<<<<

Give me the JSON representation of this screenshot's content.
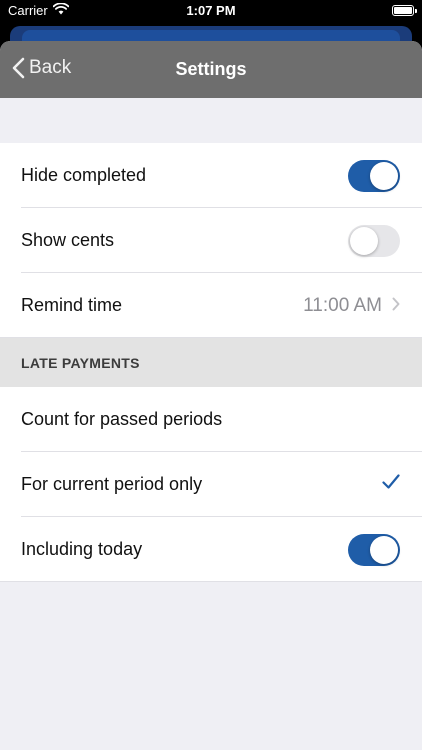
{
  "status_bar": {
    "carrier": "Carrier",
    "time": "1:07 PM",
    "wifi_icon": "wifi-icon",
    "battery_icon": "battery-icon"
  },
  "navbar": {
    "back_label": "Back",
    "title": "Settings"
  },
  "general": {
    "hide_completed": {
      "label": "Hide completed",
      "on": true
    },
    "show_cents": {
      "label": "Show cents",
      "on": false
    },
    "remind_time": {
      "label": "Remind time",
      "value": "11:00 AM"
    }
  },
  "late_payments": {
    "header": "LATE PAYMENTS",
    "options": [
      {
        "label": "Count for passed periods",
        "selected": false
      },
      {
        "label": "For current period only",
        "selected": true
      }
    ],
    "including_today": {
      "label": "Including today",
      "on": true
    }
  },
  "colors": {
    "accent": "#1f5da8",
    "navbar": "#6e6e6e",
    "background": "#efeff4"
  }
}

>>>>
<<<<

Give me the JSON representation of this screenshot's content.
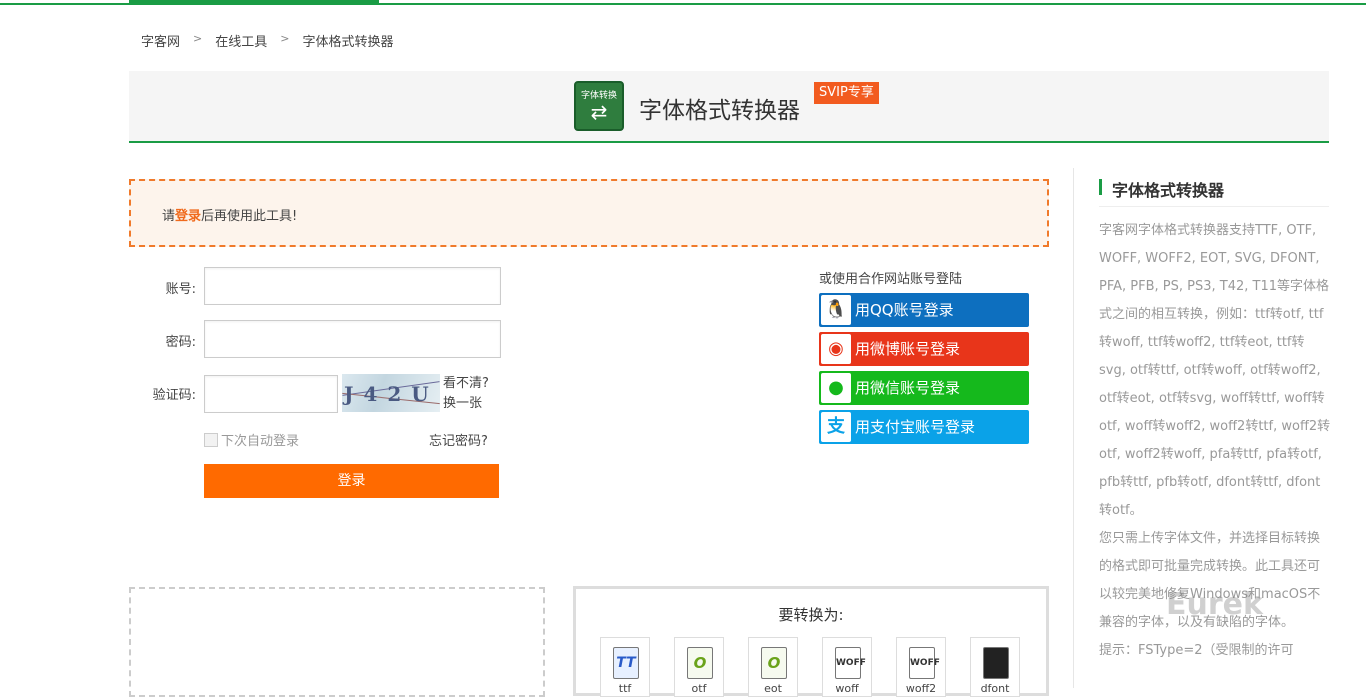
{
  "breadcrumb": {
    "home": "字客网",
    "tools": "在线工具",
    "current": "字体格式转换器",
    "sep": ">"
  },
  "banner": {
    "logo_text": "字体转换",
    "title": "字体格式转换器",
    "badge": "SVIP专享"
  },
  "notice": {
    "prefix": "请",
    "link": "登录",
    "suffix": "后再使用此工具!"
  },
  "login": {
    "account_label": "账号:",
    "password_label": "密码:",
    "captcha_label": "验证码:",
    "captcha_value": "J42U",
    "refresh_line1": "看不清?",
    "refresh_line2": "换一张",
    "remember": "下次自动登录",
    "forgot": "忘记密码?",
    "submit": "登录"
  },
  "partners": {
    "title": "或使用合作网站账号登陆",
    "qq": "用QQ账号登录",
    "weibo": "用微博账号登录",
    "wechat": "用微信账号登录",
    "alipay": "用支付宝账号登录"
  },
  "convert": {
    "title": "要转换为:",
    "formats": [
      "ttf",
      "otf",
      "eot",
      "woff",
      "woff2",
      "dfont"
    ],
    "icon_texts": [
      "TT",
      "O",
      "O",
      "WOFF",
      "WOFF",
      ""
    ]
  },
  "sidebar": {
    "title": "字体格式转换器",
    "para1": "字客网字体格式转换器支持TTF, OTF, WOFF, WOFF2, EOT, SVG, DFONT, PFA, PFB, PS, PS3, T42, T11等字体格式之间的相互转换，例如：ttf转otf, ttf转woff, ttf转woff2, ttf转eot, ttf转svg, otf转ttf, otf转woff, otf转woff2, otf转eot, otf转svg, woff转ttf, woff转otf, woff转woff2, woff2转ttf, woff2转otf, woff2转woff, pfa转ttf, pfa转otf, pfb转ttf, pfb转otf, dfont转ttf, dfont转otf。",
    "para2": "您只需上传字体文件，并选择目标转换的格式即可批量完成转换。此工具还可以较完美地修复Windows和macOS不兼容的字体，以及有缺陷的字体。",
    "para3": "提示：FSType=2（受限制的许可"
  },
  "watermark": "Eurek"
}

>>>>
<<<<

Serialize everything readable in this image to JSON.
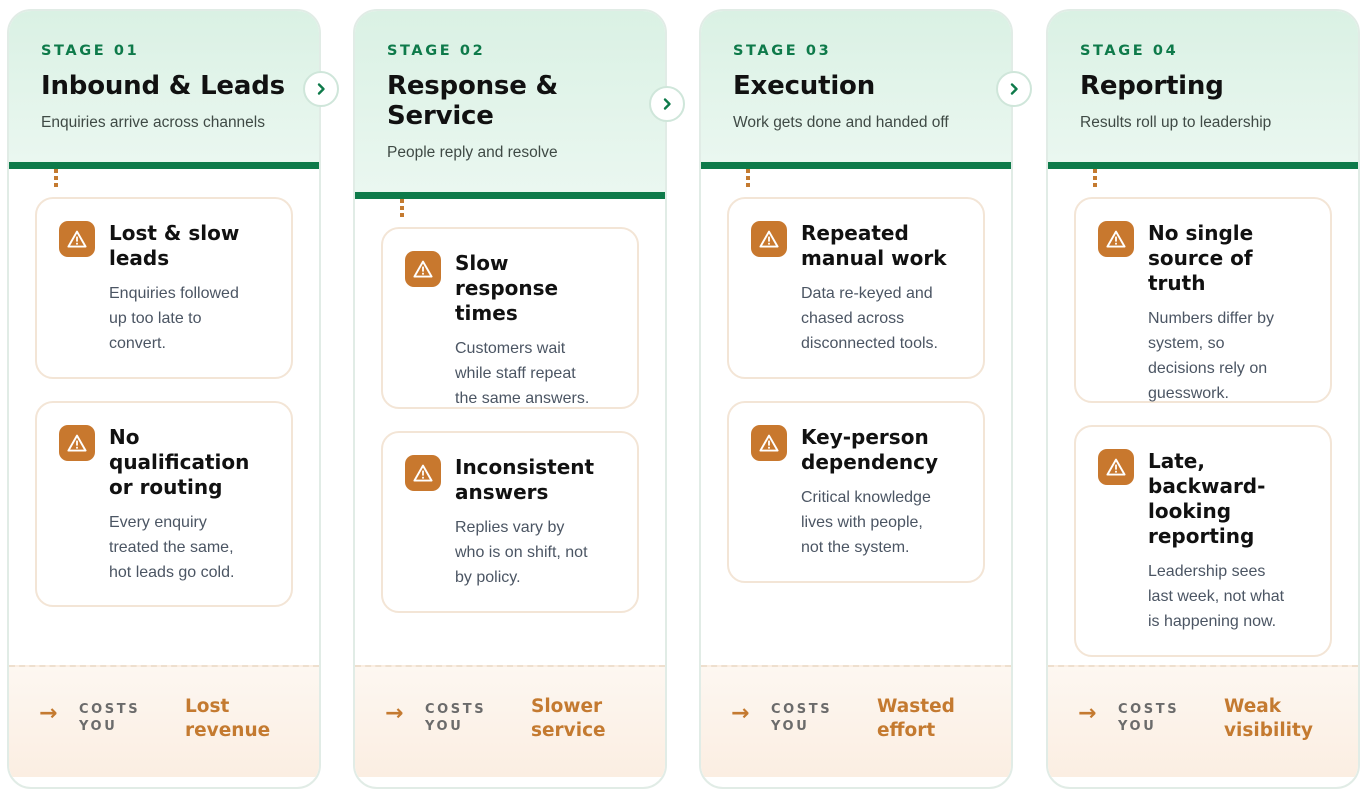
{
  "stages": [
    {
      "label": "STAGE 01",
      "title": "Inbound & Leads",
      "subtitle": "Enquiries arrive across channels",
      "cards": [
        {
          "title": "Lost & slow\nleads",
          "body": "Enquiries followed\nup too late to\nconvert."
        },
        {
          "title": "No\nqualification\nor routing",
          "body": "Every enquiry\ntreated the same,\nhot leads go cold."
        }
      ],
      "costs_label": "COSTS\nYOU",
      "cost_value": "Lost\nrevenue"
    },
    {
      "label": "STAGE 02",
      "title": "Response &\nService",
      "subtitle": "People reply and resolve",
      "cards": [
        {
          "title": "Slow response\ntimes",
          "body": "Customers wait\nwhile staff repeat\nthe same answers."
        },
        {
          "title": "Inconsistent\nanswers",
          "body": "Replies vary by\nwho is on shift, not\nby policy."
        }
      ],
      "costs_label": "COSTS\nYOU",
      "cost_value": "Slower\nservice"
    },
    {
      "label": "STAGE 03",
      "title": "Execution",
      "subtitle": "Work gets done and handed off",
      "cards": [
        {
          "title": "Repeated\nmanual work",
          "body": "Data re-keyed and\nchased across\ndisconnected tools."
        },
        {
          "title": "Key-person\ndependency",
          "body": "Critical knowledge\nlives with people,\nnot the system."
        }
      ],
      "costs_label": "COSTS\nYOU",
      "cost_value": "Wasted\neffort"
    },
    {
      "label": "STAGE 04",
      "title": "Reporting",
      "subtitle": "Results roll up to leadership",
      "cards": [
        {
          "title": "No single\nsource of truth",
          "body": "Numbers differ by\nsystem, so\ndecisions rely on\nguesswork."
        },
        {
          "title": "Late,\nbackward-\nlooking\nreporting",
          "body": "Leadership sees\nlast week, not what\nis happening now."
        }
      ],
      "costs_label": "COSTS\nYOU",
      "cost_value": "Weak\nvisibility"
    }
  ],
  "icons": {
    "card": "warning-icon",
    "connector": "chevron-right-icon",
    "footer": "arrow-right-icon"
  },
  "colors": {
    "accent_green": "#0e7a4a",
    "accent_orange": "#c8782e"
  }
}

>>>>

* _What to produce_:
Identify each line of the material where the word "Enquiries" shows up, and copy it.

* _Output_:
      "subtitle": "Enquiries arrive across channels",
          "body": "Enquiries followed\nup too late to\nconvert."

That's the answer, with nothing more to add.